▶ _What you will do_
Please report how many lines in the data underneath hold the word "Execute", with no other text.

▶ _Supplied records_
----------

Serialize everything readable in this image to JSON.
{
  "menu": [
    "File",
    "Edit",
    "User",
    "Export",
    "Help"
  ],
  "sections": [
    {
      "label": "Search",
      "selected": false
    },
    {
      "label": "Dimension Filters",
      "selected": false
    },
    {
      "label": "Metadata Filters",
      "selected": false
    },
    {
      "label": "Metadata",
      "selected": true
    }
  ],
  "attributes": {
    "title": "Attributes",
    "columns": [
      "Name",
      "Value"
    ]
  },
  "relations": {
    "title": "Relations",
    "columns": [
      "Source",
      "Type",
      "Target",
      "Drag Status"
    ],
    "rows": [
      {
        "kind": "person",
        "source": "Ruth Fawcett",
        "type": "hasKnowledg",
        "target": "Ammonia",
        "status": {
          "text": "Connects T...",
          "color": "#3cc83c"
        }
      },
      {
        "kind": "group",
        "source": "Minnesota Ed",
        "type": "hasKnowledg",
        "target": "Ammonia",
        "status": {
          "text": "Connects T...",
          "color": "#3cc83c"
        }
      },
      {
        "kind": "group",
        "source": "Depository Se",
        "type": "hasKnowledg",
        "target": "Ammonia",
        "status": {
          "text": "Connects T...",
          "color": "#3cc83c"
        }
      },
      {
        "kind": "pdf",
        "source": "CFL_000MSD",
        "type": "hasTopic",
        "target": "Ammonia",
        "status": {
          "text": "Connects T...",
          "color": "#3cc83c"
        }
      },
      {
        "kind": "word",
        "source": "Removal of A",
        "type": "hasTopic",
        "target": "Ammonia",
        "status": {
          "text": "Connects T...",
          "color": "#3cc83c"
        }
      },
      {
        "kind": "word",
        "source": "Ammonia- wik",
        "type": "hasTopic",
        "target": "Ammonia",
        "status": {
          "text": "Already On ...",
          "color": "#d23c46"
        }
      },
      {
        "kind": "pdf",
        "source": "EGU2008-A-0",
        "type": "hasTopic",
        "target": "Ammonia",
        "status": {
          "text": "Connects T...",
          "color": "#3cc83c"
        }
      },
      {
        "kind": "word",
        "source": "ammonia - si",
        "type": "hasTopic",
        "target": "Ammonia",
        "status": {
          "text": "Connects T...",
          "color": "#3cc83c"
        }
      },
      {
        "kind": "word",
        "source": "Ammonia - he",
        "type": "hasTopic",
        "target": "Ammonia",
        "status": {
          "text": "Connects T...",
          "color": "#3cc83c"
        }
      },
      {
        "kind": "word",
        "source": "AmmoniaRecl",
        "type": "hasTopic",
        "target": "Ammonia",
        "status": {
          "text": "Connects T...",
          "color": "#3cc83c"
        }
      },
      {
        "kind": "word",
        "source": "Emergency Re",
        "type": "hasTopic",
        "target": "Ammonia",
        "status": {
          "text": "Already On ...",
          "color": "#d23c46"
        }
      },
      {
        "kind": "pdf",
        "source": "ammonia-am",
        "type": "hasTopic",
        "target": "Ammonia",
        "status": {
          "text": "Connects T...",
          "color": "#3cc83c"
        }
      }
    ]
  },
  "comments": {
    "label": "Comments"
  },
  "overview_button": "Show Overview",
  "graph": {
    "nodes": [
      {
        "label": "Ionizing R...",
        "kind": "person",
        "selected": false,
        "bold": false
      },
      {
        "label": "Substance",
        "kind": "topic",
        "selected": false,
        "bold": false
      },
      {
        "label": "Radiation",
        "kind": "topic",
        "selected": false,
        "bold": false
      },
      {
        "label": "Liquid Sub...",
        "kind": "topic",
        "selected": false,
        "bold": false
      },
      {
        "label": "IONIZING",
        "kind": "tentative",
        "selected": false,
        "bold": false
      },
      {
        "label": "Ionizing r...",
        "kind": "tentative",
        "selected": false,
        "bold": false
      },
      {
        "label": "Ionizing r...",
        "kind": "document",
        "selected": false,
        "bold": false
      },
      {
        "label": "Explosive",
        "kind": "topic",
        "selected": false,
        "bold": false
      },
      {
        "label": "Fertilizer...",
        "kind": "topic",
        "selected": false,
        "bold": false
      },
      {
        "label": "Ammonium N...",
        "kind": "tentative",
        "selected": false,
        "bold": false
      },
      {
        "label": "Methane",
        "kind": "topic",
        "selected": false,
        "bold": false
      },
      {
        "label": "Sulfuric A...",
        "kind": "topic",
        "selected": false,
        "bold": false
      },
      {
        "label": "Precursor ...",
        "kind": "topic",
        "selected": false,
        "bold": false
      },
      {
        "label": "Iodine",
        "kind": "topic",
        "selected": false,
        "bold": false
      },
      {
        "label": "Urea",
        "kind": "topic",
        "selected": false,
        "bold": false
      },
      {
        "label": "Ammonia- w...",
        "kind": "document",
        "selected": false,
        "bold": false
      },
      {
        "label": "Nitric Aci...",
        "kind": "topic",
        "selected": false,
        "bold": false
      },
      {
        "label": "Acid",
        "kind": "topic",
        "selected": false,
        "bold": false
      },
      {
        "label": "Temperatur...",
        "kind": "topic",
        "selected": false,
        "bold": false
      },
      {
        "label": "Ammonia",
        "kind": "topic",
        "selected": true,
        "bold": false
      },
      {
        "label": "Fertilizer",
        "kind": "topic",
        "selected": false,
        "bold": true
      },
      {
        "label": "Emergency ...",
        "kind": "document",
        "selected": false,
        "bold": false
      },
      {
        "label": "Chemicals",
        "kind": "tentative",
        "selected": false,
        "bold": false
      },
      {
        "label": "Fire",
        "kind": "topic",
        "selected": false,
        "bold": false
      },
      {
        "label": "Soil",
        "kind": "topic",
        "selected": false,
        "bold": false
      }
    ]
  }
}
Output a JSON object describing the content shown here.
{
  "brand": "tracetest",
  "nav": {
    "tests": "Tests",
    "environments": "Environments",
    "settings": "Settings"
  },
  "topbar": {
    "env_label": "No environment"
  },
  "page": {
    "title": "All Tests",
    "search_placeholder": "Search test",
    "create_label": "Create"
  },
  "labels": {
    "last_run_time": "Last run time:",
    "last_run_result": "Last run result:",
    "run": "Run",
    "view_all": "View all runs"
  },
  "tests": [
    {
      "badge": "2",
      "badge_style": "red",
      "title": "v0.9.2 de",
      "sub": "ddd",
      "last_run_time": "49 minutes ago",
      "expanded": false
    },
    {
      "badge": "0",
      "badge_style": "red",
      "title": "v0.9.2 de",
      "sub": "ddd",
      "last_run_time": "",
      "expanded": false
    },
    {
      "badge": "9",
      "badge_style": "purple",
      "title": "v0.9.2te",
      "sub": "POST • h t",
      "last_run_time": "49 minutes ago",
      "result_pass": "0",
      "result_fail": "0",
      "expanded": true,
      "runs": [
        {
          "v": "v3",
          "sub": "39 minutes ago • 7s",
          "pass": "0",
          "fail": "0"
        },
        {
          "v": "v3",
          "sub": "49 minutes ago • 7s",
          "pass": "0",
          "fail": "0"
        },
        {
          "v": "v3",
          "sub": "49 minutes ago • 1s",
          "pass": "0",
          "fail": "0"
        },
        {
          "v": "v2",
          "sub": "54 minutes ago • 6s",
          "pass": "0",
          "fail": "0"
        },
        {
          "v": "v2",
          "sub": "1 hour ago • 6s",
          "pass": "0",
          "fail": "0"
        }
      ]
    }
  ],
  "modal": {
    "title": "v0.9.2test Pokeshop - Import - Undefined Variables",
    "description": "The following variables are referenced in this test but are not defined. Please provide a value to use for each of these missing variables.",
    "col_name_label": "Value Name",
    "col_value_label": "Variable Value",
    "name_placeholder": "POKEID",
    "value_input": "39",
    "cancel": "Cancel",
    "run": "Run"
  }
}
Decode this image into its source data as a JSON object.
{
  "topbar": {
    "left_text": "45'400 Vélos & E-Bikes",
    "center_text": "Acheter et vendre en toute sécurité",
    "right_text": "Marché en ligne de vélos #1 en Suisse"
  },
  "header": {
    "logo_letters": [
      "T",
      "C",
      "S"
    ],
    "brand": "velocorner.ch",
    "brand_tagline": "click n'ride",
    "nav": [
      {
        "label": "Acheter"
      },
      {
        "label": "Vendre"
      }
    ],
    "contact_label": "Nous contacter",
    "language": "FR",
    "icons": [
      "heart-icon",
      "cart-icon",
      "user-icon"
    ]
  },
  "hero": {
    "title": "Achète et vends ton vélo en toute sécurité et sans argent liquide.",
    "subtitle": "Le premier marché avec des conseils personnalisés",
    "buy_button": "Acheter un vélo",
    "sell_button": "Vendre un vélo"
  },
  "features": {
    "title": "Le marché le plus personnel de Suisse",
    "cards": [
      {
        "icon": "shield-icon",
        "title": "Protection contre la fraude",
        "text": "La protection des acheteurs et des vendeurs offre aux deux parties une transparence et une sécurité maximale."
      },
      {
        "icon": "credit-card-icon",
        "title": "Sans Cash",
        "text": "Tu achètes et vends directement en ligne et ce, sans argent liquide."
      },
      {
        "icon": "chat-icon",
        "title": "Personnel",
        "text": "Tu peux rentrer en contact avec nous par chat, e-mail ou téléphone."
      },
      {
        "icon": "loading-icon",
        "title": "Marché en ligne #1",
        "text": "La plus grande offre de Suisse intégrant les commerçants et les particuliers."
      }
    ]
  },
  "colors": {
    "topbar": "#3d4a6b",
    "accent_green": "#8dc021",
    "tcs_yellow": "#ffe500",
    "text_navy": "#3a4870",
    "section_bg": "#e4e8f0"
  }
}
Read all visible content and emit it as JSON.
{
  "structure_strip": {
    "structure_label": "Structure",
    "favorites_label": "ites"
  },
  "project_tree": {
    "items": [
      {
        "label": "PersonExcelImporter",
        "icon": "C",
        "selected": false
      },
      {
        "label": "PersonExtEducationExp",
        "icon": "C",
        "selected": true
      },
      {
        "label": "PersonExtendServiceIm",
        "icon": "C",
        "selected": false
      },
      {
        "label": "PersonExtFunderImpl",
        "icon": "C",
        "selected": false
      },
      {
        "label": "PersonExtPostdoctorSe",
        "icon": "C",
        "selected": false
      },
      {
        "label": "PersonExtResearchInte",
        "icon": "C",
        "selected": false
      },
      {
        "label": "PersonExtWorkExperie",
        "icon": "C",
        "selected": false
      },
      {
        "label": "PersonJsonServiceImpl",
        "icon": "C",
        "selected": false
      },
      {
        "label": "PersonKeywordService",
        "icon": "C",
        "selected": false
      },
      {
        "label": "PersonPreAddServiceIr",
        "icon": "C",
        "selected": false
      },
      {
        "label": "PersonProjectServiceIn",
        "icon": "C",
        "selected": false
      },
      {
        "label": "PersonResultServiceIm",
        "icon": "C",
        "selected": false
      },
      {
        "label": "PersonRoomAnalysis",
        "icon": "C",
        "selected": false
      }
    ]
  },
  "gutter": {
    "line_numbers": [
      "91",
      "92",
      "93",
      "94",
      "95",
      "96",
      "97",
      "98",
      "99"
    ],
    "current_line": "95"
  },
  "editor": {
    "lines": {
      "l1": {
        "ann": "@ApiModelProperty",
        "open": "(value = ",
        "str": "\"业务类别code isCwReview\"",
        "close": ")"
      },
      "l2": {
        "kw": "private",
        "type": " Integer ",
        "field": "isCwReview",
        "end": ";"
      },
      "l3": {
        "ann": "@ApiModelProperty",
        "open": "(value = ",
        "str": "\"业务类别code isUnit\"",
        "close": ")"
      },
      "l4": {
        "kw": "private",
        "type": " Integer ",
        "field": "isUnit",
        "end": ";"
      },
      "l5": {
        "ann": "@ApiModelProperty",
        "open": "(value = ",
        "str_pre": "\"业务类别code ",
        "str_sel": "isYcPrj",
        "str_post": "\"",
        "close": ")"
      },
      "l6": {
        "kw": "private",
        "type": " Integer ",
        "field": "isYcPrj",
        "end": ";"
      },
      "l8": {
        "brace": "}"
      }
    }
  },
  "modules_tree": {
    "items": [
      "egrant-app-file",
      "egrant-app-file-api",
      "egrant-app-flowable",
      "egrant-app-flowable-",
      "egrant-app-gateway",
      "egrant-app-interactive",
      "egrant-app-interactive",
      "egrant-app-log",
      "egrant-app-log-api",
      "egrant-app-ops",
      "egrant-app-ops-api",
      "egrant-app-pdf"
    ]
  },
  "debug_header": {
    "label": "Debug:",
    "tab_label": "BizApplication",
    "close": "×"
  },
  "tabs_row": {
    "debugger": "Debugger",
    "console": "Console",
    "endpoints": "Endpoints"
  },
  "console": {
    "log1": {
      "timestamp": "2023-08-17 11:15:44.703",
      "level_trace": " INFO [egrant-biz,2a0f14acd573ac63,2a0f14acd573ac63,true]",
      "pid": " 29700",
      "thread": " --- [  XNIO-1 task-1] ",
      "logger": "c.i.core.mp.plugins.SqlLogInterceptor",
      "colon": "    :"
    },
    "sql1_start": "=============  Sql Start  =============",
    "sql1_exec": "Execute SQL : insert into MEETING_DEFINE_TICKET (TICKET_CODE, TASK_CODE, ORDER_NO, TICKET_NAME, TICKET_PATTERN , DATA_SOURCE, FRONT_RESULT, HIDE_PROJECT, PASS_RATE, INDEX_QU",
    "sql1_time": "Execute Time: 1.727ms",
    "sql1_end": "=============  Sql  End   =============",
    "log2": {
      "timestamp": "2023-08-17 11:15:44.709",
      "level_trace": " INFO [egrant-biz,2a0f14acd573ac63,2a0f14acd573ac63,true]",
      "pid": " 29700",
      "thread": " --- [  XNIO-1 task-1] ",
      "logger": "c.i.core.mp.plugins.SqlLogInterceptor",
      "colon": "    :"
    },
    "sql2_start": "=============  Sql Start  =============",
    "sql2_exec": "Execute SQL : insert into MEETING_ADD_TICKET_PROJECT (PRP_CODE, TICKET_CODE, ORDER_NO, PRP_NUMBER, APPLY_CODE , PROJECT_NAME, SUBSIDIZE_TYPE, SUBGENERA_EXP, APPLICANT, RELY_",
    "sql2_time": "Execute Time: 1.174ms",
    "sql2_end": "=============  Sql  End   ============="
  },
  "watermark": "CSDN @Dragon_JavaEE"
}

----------

▶ _Answer area_
4